Public comment is currently being heard on the EPA’s Waters of the United States Proposed Rule.  Click to hear KMZU’s Kristie Cross speak with Deputy Assistant Administrator in the Office of Water at EPA Ken Kapocis:

Ken Kapocis

Click to hear Ashley McDonald  Environmental Counsel for the National Cattlemen’s Association:

Ashley McDonald

See informational flyer provided by the National Cattlemen’s Beef Association:

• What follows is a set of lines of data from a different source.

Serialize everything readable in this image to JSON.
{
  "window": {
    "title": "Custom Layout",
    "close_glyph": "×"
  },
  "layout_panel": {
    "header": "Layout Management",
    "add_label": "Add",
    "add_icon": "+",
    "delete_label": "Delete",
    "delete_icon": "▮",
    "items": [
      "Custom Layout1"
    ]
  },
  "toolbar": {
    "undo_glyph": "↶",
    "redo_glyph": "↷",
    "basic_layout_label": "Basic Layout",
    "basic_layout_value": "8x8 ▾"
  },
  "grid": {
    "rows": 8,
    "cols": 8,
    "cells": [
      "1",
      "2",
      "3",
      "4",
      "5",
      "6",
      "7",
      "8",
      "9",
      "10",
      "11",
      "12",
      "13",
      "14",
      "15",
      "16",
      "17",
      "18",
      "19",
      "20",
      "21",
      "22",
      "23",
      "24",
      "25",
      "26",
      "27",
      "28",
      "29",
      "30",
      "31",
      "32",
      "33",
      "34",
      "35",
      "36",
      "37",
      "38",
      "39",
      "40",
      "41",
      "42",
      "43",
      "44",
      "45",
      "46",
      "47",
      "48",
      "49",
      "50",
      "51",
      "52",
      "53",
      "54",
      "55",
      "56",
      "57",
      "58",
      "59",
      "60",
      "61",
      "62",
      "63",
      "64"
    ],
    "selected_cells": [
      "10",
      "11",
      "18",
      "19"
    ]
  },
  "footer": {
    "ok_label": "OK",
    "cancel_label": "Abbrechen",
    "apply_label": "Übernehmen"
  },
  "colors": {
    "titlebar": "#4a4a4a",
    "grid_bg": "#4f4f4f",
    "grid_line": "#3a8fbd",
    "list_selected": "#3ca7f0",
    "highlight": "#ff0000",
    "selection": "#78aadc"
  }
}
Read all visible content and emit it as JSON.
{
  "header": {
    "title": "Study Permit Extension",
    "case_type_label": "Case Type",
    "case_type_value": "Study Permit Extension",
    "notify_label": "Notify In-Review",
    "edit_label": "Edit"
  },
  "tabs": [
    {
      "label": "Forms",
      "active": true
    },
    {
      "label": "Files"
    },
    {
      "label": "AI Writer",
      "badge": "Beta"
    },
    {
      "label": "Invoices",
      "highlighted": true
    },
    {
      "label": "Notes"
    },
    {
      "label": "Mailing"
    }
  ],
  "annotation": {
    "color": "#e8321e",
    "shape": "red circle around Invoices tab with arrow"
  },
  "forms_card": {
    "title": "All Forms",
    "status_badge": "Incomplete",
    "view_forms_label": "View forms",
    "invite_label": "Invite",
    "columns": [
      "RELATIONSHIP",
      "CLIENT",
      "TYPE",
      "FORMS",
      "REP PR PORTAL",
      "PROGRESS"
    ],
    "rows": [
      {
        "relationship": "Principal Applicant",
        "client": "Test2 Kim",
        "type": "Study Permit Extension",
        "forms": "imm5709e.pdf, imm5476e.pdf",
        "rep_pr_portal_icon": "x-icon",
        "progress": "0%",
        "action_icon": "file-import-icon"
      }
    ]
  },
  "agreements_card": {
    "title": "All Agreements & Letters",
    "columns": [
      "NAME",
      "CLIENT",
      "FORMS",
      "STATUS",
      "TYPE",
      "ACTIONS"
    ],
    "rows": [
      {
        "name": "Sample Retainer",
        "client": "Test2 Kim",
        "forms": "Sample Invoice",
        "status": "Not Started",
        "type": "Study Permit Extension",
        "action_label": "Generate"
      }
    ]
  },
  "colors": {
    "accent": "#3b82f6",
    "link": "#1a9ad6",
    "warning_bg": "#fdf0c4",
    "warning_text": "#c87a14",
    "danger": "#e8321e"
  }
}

The National Cattleman’s Beef Association says nearly 80,000 additional stream miles would be regulated by the EPA according to the proposal and this has the ag industry voicing their concerns.  McDonald explained what the impact could look like from their point of view.   “You’ll see some ponds in there that are connected through an ephemeral stream, “said McDonald, “Those ponds are now considered tributaries under this proposed rule because they are connected through an ephemeral stream to an otherwise jurisdictional  water.  You will see drainage ditches in there connected to jurisdictional water and tributaries under this rule,  even though they may not hold water in them but once a year, it’s still a jurisdictional water.  That’s our concern with this rule is that the exact extent is huge.  Is that appropriate for the federal government?  NCBA and others in agriculture  and other industries don’t believe it’s the proper role.”

When asked if he believes this is an overreach of the government, Kapocis said the agency is fulfilling their obligation to implement the Clean Water Act.  “The science we are using to support the rule is currently under review by our science advisory board,” said Kaposis, “Most of their questions have been related to the question of rather or not the agency went far enough.  We consider that, because Congress did not specifically define what waters are covered by the Clean Waters Act but left it to our discretion, we are making the correct policy judgement to apply the Clean Water Act as we propose to do with this rule.”

According to their website, the proposed change will not give additional power over water on farms and ranches to the EPA or the Corp, but rather that the goal is to create clarity. “What this rule would propose to do is to provide greater predictability and greater consistency in how those determinations are made as to what waters are and are not subject to the Clean Water Act.  We’re doing this by first being more clear as to what waters are in and using the Supreme Court guidance that it should be those waters that have a significant nexus to downstream navigable waters and then by also providing more information about what water features are out.”

However, those in the ag industry say the proposal, in their opinion, “muddies” the water rather than clearing it up.  McDonald explained the rule could add a significant number of ephemeral stream miles to what’s open to regulation.  “Basically, perennial streams have water in them year-round,” said McDonald, “Intermittent streams have water in them during the wet seasons of the year and ephemeral streams have water in them during and immediately following a rain event.  So, if you add the ephemerals on top of those intermittent and perennial streams, that basically fills in the entire state of Missouri.  What that looks like when you calculate it out is an additional 80,000 stream miles of dry ditches and washes that are now going to be regulated by EPA and the Corp.  So, that’s what this rule looks like to us in agriculture and that’s what terrifies us to death.”

During a recent public discussion on the proposal with agriculture industry leaders and state lawmakers, it was mentioned that the EPA is not considered a friend of the ag industry.  “I think that what we know is that we do not have the best working relationship with the agricultural industry, but from Administrator McCarthy in the Office of Water, we are committed to building a better working relationship with the agricultural industry.  We understand the significant role they play in protecting the environment.  They are the ones out there  in the countryside every single day.  It is our goal to both protect the waters and also make sure that agriculture  is able to produce the food, fiber, and fuel that is so necessary to everybody’s daily life and our economy.  We know that we have our work cut out for us, but we are committed to creating that kind of working relationship with the ag community going forward.”

The public comment session on the matter will remain open through October 20th.  Answers to frequently asked questions and additional information can be found at the EPA’s website.